Cold mornings at arenas and weekend tournaments weren’t part of this parent’s reality, until she agreed to help out.
Let me make one thing clear: I am not a hockey mom. I did not grow up in a hockey family, had never even seen a hockey game until about five years ago, and couldn’t have cared less. But it’s safe to say that, at 47, hockey changed my life.
True story: the day after my son was born, his dad (who played competitive hockey until he was 17, not entirely by his own choice) cradled him in his arms and whispered, “It’s okay if you don’t want to play hockey.” Alas, as soon as Sam could walk, he wanted to be on skates, and by six he didn’t want to be on the ice without a hockey stick — the game was in his DNA. Thus began our Saturday morning rink ritual. Turns out he was pretty good. Good enough that he made a rep team when he was nine. He was on the ice four or five times a week, and our whole family (including his grandparents) came out to watch every game and cheer him on. I started to love watching him play.
But I still didn’t feel like a hockey mom.
A year later Sam joined another rep team. After the first practice, the head coach walked up to me and another player’s mom. “We need a manager,” he said. “Do either of you want to do it?” We looked at each other like we had been asked if we wanted to wash a live scorpion down with a shot of sulphuric acid. “Uh… Sure. I guess. Maybe we could do it together?” We knew it would be a ton of work, but neither of us felt we could say no. “Great,” said the coach as he shuffled into the dressing room. “I’ll call you guys and we’ll get together and get started.”
That first meeting was a whirlwind of budgets and jersey orders, rosters and schedules. Which tournaments should we go to? Can we book the ice for our twice-weekly practices? What about fundraising ideas — and should we try to get a sponsorship? My head was spinning…what had I gotten myself into? This co-manager thing was starting to sound like a full time job. I really did want to help out, but maybe I had bitten off more than I could chew.
Yes, it’s a commitment, but you will end up loving it.
I said as much to my best friend the next day over coffee. Her response was unequivocal: Do it. Don’t even think twice. Yes, it’s a commitment, but you will end up loving it. You will feel so happy to have done it when the season is over. Trust me.
And so I leapt in, feet first. My co-manager Julie and I spent the next couple of months figuring everything out together. We emailed, texted and called each other (and the head coach) constantly about every detail. My suspicion was right, it really was like a full time job. (All three of us had some work flexibility; no idea how people who have demanding full time jobs ever run their kids’ hockey teams).

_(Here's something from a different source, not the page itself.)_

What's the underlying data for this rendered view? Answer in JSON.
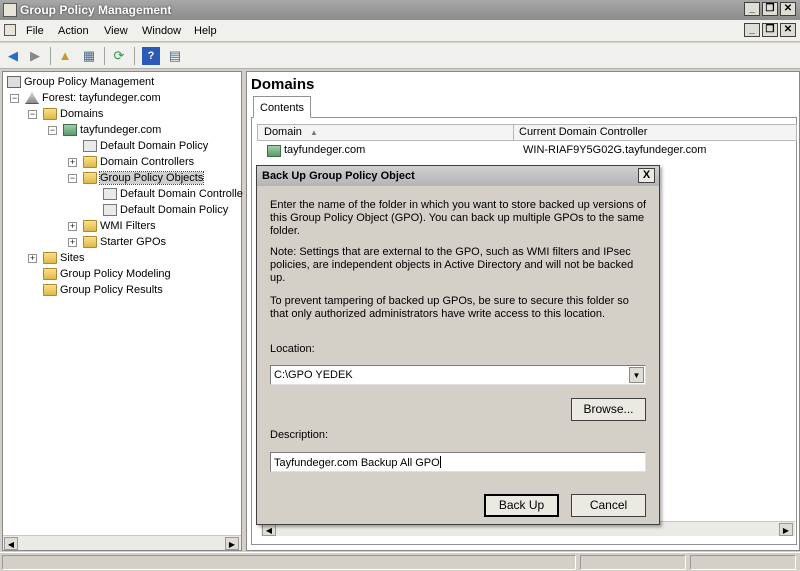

But it was so much fun. The parents — all of them — were helpful, kind, and very, very thankful for our hard work. The kids started to form bonds, both on and off the ice, and our rag tag group started to come together and play like a team. And the dedication, passion and hard work of our three coaches (all dads with kids on the team) was humbling.
We ended up making it to the finals. There were so many memorable moments, but one stands out. In one of our final games, two of our players scored their first goals of the year. Shy and hesitant, they had started off among the weakest players on the team, but had both improved tremendously over the season. When they walked out of the dressing room, faces beaming, I went over and put my arms around them, leaned in and told them they had won the game for us that night. The pride on their faces is something that will stay with me for a long time. This, I thought, is the reason I said yes. This made it all worthwhile.
I suddenly realized I had become a hockey mom — not to one boy, but to 15. And my best friend was right, I felt incredibly lucky to have been a part of it all.
Sara Curtis is a freelance writer, voice artist and mother of two in Toronto.
Originally published in ParentsCanada magazine, Nov/Dec 2016.